The morning of the bill’s first hearing, Rep. Christofferson proposed a substitute for consideration and adoption by the House Government Operations Committee later that day. The substitute sought to transition all state employees to at-will status and limit eligibility for the pay-for-performance program to at-will employees. Once again, UPEA lobbyists took immediate action; contacting committee members and pulling them off the house floor to discuss the drastic changes presented in the substitute.

Rep. Christofferson presented 1st Substitute House Bill 104 in the House Government Operations Committee only hours later. The Executive Director of DHRM, the State Auditor, and Governor’s Chief Innovation Officer spoke in favor of the first substitute, stating that the transition to at-will employment will “modernize the workforce.” While discussing the substitute bill, many legislators acknowledged the numerous emails they received from state employees and UPEA members expressing their concerns regarding the substitute bill and the importance of the career service system as a whole.

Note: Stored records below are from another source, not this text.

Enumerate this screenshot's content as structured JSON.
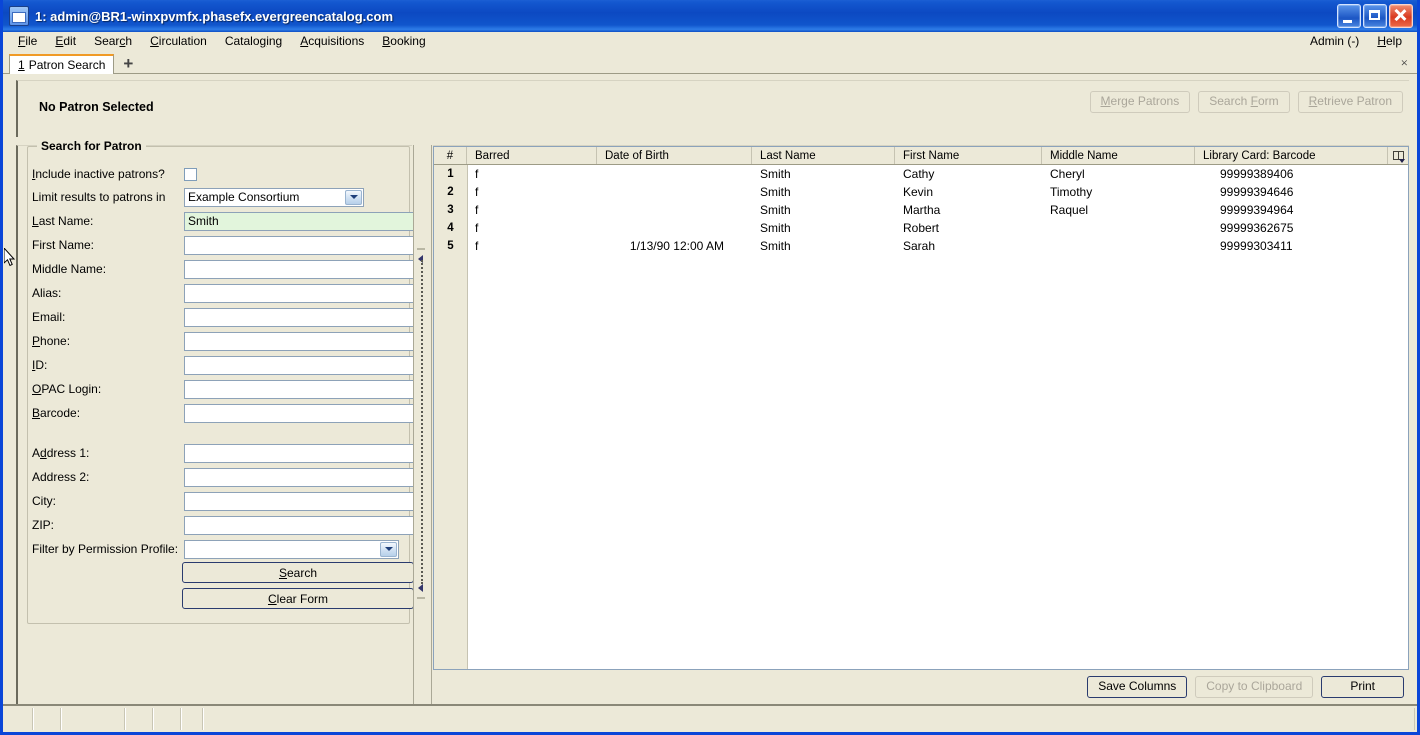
{
  "window": {
    "title": "1: admin@BR1-winxpvmfx.phasefx.evergreencatalog.com",
    "icon": "window-icon",
    "controls": {
      "minimize": "minimize-icon",
      "maximize": "maximize-icon",
      "close": "close-icon"
    }
  },
  "menubar": {
    "items": [
      {
        "label": "File",
        "accel": "F"
      },
      {
        "label": "Edit",
        "accel": "E"
      },
      {
        "label": "Search",
        "accel": "c"
      },
      {
        "label": "Circulation",
        "accel": "C"
      },
      {
        "label": "Cataloging",
        "accel": "g"
      },
      {
        "label": "Acquisitions",
        "accel": "A"
      },
      {
        "label": "Booking",
        "accel": "B"
      }
    ],
    "right": [
      {
        "label": "Admin (-)",
        "accel": ""
      },
      {
        "label": "Help",
        "accel": "H"
      }
    ]
  },
  "tabs": {
    "items": [
      {
        "number": "1",
        "label": "Patron Search"
      }
    ],
    "add_label": "+",
    "close_label": "×"
  },
  "patron_header": {
    "title": "No Patron Selected",
    "buttons": [
      {
        "label": "Merge Patrons",
        "enabled": false
      },
      {
        "label": "Search Form",
        "enabled": false
      },
      {
        "label": "Retrieve Patron",
        "enabled": false
      }
    ]
  },
  "search_form": {
    "legend": "Search for Patron",
    "include_inactive": {
      "label": "Include inactive patrons?",
      "checked": false
    },
    "limit_results": {
      "label": "Limit results to patrons in",
      "value": "Example Consortium"
    },
    "fields": [
      {
        "label": "Last Name:",
        "value": "Smith",
        "focused": true
      },
      {
        "label": "First Name:",
        "value": "",
        "focused": false
      },
      {
        "label": "Middle Name:",
        "value": "",
        "focused": false
      },
      {
        "label": "Alias:",
        "value": "",
        "focused": false
      },
      {
        "label": "Email:",
        "value": "",
        "focused": false
      },
      {
        "label": "Phone:",
        "value": "",
        "focused": false
      },
      {
        "label": "ID:",
        "value": "",
        "focused": false
      },
      {
        "label": "OPAC Login:",
        "value": "",
        "focused": false
      },
      {
        "label": "Barcode:",
        "value": "",
        "focused": false
      }
    ],
    "address_fields": [
      {
        "label": "Address 1:",
        "value": ""
      },
      {
        "label": "Address 2:",
        "value": ""
      },
      {
        "label": "City:",
        "value": ""
      },
      {
        "label": "ZIP:",
        "value": ""
      }
    ],
    "permission_profile": {
      "label": "Filter by Permission Profile:",
      "value": ""
    },
    "search_button": "Search",
    "clear_button": "Clear Form"
  },
  "results": {
    "columns": [
      {
        "key": "num",
        "label": "#"
      },
      {
        "key": "barred",
        "label": "Barred"
      },
      {
        "key": "dob",
        "label": "Date of Birth"
      },
      {
        "key": "last",
        "label": "Last Name"
      },
      {
        "key": "first",
        "label": "First Name"
      },
      {
        "key": "middle",
        "label": "Middle Name"
      },
      {
        "key": "barcode",
        "label": "Library Card: Barcode"
      }
    ],
    "column_picker_icon": "column-picker-icon",
    "rows": [
      {
        "num": "1",
        "barred": "f",
        "dob": "",
        "last": "Smith",
        "first": "Cathy",
        "middle": "Cheryl",
        "barcode": "99999389406"
      },
      {
        "num": "2",
        "barred": "f",
        "dob": "",
        "last": "Smith",
        "first": "Kevin",
        "middle": "Timothy",
        "barcode": "99999394646"
      },
      {
        "num": "3",
        "barred": "f",
        "dob": "",
        "last": "Smith",
        "first": "Martha",
        "middle": "Raquel",
        "barcode": "99999394964"
      },
      {
        "num": "4",
        "barred": "f",
        "dob": "",
        "last": "Smith",
        "first": "Robert",
        "middle": "",
        "barcode": "99999362675"
      },
      {
        "num": "5",
        "barred": "f",
        "dob": "1/13/90 12:00 AM",
        "last": "Smith",
        "first": "Sarah",
        "middle": "",
        "barcode": "99999303411"
      }
    ],
    "footer_buttons": [
      {
        "label": "Save Columns",
        "enabled": true
      },
      {
        "label": "Copy to Clipboard",
        "enabled": false
      },
      {
        "label": "Print",
        "enabled": true
      }
    ]
  },
  "statusbar": {
    "segments": [
      "",
      "",
      "",
      "",
      "",
      "",
      ""
    ]
  },
  "colors": {
    "title_blue": "#0c49c2",
    "face": "#ece9d8",
    "focused_field": "#e2f5dc",
    "tab_accent": "#f09a26",
    "field_border": "#8da2b8"
  }
}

UPEA lobbyist, Kory Holdaway, testified against the substitute bill, expressing frustration at the last-minute diversion from the original bill and the sponsor’s unwillingness to collaborate on language. The committee did not adopt the proposed substitute bill. After discussing the original bill, the Government Operations Committee passed out HB 104 with a favorable recommendation by a vote of 7-3.

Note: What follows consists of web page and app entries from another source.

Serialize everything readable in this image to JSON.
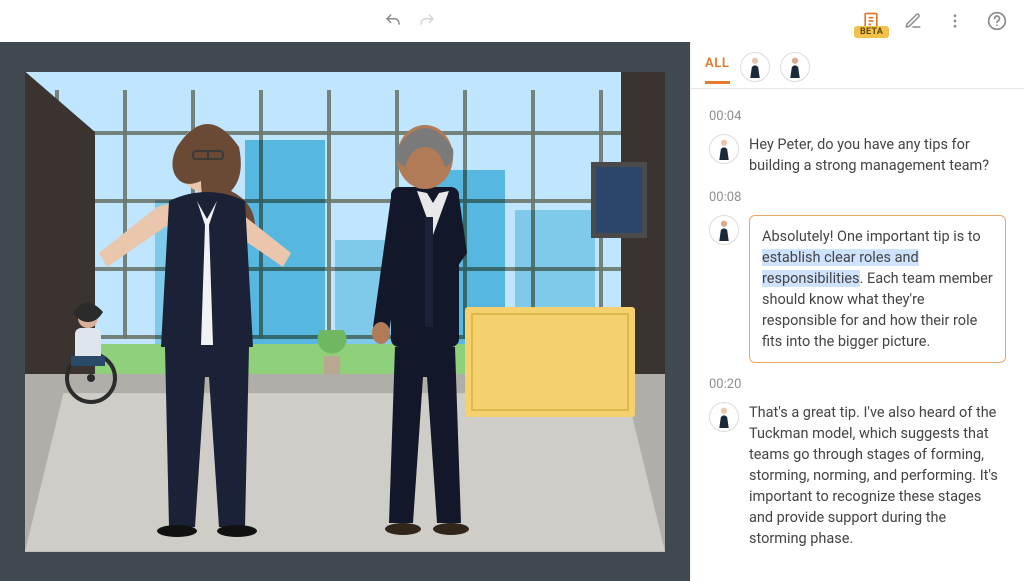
{
  "topbar": {
    "undo_icon": "undo-icon",
    "redo_icon": "redo-icon",
    "notes_icon": "notes-icon",
    "beta_label": "BETA",
    "edit_icon": "pencil-icon",
    "more_icon": "more-vertical-icon",
    "help_icon": "help-circle-icon"
  },
  "transcript": {
    "tab_all_label": "ALL",
    "speakers": [
      "speaker-1",
      "speaker-2"
    ],
    "entries": [
      {
        "timestamp": "00:04",
        "speaker": "speaker-1",
        "text": "Hey Peter, do you have any tips for building a strong management team?",
        "active": false
      },
      {
        "timestamp": "00:08",
        "speaker": "speaker-2",
        "text_pre": "Absolutely! One important tip is to ",
        "text_hl": "establish clear roles and responsibilities",
        "text_post": ". Each team member should know what they're responsible for and how their role fits into the bigger picture.",
        "active": true
      },
      {
        "timestamp": "00:20",
        "speaker": "speaker-1",
        "text": "That's a great tip. I've also heard of the Tuckman model, which suggests that teams go through stages of forming, storming, norming, and performing. It's important to recognize these stages and provide support during the storming phase.",
        "active": false
      }
    ]
  }
}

Following the favorable recommendation by the House Government Operations Standing Committee, UPEA met with Rep. Christofferson to insert language to safeguard supervisors who elect at-will status (AX) or are hired into a supervisor position after July 1, 2022. Second sub HB 104 includes language that allows each agency to create their own appeal process for at-will employees. The UPEA State Board voted to support the bill after the sponsor accepted the guardrail language. 2nd sub HB 104 was passed by the House of Representatives on February 4.

2nd Sub. H.B. 104 was presented by the sponsor to the Senate Government Operations and Political Subdivisions Committee on Friday, February 18. During the meeting, Representative Christofferson offered 3rd Sub. H.B. 104 for consideration. The substitute allows the pay scales to move with pay for performance incentives for employees in longevity. 

UPEA spoke in favor of the bill and substitute specifically citing support for increased training provisions, streamlining the grievance process, and promoting pay for performance and merit increases. Executive Director Todd Losser addressed the AX option for supervisors. He expressed appreciation for the 2nd substitute’s implementation of guardrails for Schedule AX employees, which allowed the association to support the bill. 

Third Sub. H.B. 104 passed the Senate Government Operations Standing Committee with a favorable recommendation by a vote of 4-3 and passed the second senate reading on February, 24. The bill now sits on the Senate 3rd Reading calendar awaiting final passage. Funding for all aspects of H.B. 104 was included in the Executive Appropriations Committee approved budget items for the upcoming fiscal year.

If H.B. 104 is passed and signed by the governor as written in the 3rd Substitute, UPEA will work with each agency director to create a fair and expeditious appeal process for AX employees who receive a disciplinary action including termination. 

UPEA will remain actively involved as H.B. 104 is implemented and ensure that the agreed upon protections are put in place by each agency. The UPEA State Board has already begun discussing a strategy against any potential legislation to further erode the career service system.